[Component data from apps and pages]
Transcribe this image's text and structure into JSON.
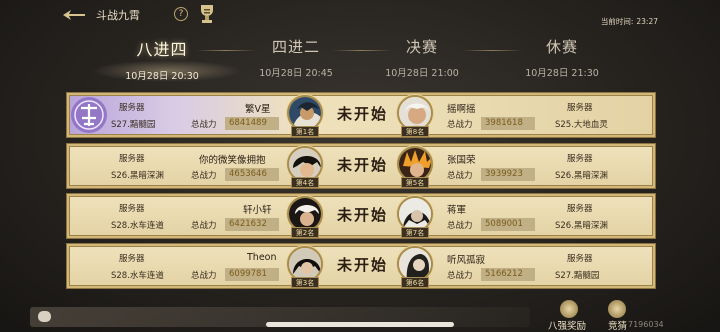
{
  "header": {
    "title": "斗战九霄",
    "help_glyph": "?",
    "time_label": "当前时间:",
    "time_value": "23:27"
  },
  "tabs": [
    {
      "label": "八进四",
      "time": "10月28日 20:30",
      "active": true
    },
    {
      "label": "四进二",
      "time": "10月28日 20:45",
      "active": false
    },
    {
      "label": "决赛",
      "time": "10月28日 21:00",
      "active": false
    },
    {
      "label": "休赛",
      "time": "10月28日 21:30",
      "active": false
    }
  ],
  "matches": [
    {
      "status": "未开始",
      "highlight": true,
      "left": {
        "server_label": "服务器",
        "server": "S27.黯髓园",
        "name": "繁V星",
        "power_label": "总战力",
        "power": "6841489",
        "rank": "第1名"
      },
      "right": {
        "server_label": "服务器",
        "server": "S25.大地血灵",
        "name": "摇啊摇",
        "power_label": "总战力",
        "power": "3981618",
        "rank": "第8名"
      }
    },
    {
      "status": "未开始",
      "highlight": false,
      "left": {
        "server_label": "服务器",
        "server": "S26.黑暗深渊",
        "name": "你的微笑像拥抱",
        "power_label": "总战力",
        "power": "4653646",
        "rank": "第4名"
      },
      "right": {
        "server_label": "服务器",
        "server": "S26.黑暗深渊",
        "name": "张国荣",
        "power_label": "总战力",
        "power": "3939923",
        "rank": "第5名"
      }
    },
    {
      "status": "未开始",
      "highlight": false,
      "left": {
        "server_label": "服务器",
        "server": "S28.水车连道",
        "name": "轩小轩",
        "power_label": "总战力",
        "power": "6421632",
        "rank": "第2名"
      },
      "right": {
        "server_label": "服务器",
        "server": "S26.黑暗深渊",
        "name": "蒋軍",
        "power_label": "总战力",
        "power": "5089001",
        "rank": "第7名"
      }
    },
    {
      "status": "未开始",
      "highlight": false,
      "left": {
        "server_label": "服务器",
        "server": "S28.水车连道",
        "name": "Theon",
        "power_label": "总战力",
        "power": "6099781",
        "rank": "第3名"
      },
      "right": {
        "server_label": "服务器",
        "server": "S27.黯髓园",
        "name": "听风孤寂",
        "power_label": "总战力",
        "power": "5166212",
        "rank": "第6名"
      }
    }
  ],
  "footer": {
    "reward_eight": "八强奖励",
    "reward_other": "竞猜",
    "uid": "7196034"
  },
  "colors": {
    "accent_gold": "#a98b4b",
    "power_text": "#7a5c1c",
    "row_bg": "#e3d2a4",
    "highlight_purple": "#b8a3d9"
  }
}
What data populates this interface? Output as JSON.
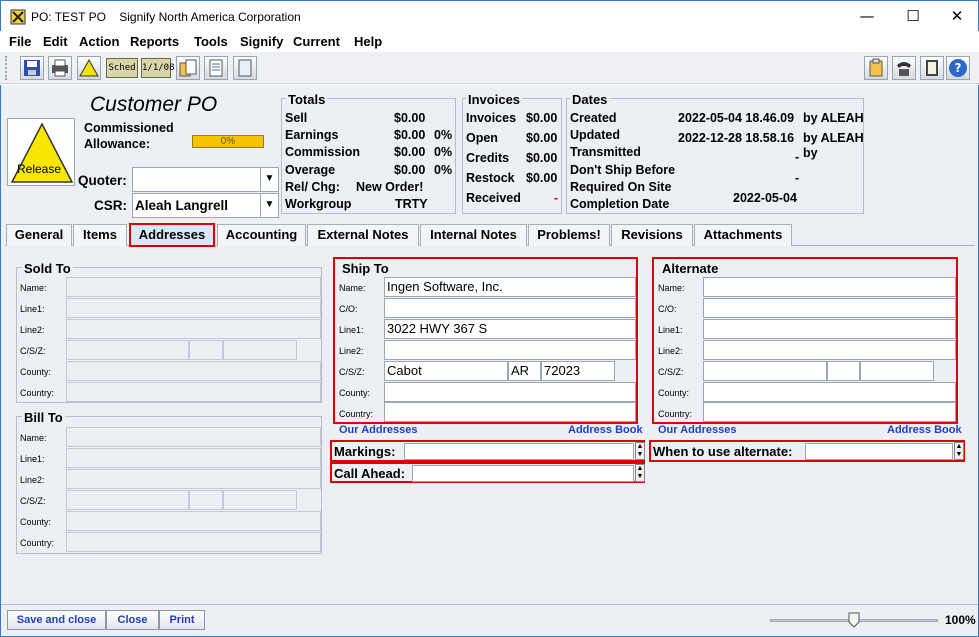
{
  "window": {
    "title": "PO: TEST PO    Signify North America Corporation",
    "minimize": "—",
    "maximize": "☐",
    "close": "✕"
  },
  "menu": [
    "File",
    "Edit",
    "Action",
    "Reports",
    "Tools",
    "Signify",
    "Current",
    "Help"
  ],
  "toolbar": {
    "sched_label": "Sched",
    "date_label": "1/1/08"
  },
  "header": {
    "doc_type": "Customer PO",
    "commissioned_allowance_label_1": "Commissioned",
    "commissioned_allowance_label_2": "Allowance:",
    "allowance_value": "0%",
    "release_label": "Release",
    "quoter_label": "Quoter:",
    "quoter_value": "",
    "csr_label": "CSR:",
    "csr_value": "Aleah Langrell"
  },
  "totals": {
    "title": "Totals",
    "rows": [
      {
        "label": "Sell",
        "value": "$0.00",
        "pct": ""
      },
      {
        "label": "Earnings",
        "value": "$0.00",
        "pct": "0%"
      },
      {
        "label": "Commission",
        "value": "$0.00",
        "pct": "0%"
      },
      {
        "label": "Overage",
        "value": "$0.00",
        "pct": "0%"
      },
      {
        "label": "Rel/ Chg:",
        "value": "New Order!",
        "pct": ""
      },
      {
        "label": "Workgroup",
        "value": "TRTY",
        "pct": ""
      }
    ]
  },
  "invoices": {
    "title": "Invoices",
    "rows": [
      {
        "label": "Invoices",
        "value": "$0.00"
      },
      {
        "label": "Open",
        "value": "$0.00"
      },
      {
        "label": "Credits",
        "value": "$0.00"
      },
      {
        "label": "Restock",
        "value": "$0.00"
      },
      {
        "label": "Received",
        "value": "-"
      }
    ]
  },
  "dates": {
    "title": "Dates",
    "rows": [
      {
        "label": "Created",
        "value": "2022-05-04 18.46.09",
        "by": "by ALEAH"
      },
      {
        "label": "Updated",
        "value": "2022-12-28 18.58.16",
        "by": "by ALEAH"
      },
      {
        "label": "Transmitted",
        "value": "-",
        "by": "by"
      },
      {
        "label": "Don't Ship Before",
        "value": "-",
        "by": ""
      },
      {
        "label": "Required On Site",
        "value": "-",
        "by": ""
      },
      {
        "label": "Completion Date",
        "value": "2022-05-04",
        "by": ""
      }
    ]
  },
  "tabs": [
    "General",
    "Items",
    "Addresses",
    "Accounting",
    "External Notes",
    "Internal Notes",
    "Problems!",
    "Revisions",
    "Attachments"
  ],
  "address_labels": {
    "name": "Name:",
    "co": "C/O:",
    "line1": "Line1:",
    "line2": "Line2:",
    "csz": "C/S/Z:",
    "county": "County:",
    "country": "Country:"
  },
  "sold_to": {
    "title": "Sold To"
  },
  "bill_to": {
    "title": "Bill To"
  },
  "ship_to": {
    "title": "Ship To",
    "name": "Ingen Software, Inc.",
    "co": "",
    "line1": "3022 HWY 367 S",
    "line2": "",
    "city": "Cabot",
    "state": "AR",
    "zip": "72023",
    "county": "",
    "country": ""
  },
  "alternate": {
    "title": "Alternate"
  },
  "links": {
    "our_addresses": "Our Addresses",
    "address_book": "Address Book"
  },
  "markings_label": "Markings:",
  "call_ahead_label": "Call Ahead:",
  "when_alternate_label": "When to use alternate:",
  "buttons": {
    "save_close": "Save and close",
    "close": "Close",
    "print": "Print"
  },
  "zoom": {
    "value": "100%",
    "level": 0.5
  },
  "colors": {
    "highlight_red": "#e00000",
    "allowance_bar": "#f5c400",
    "link_blue": "#1f3fbf"
  }
}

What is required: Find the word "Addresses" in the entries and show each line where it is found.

Finished exercise:
    "Addresses",
    "our_addresses": "Our Addresses",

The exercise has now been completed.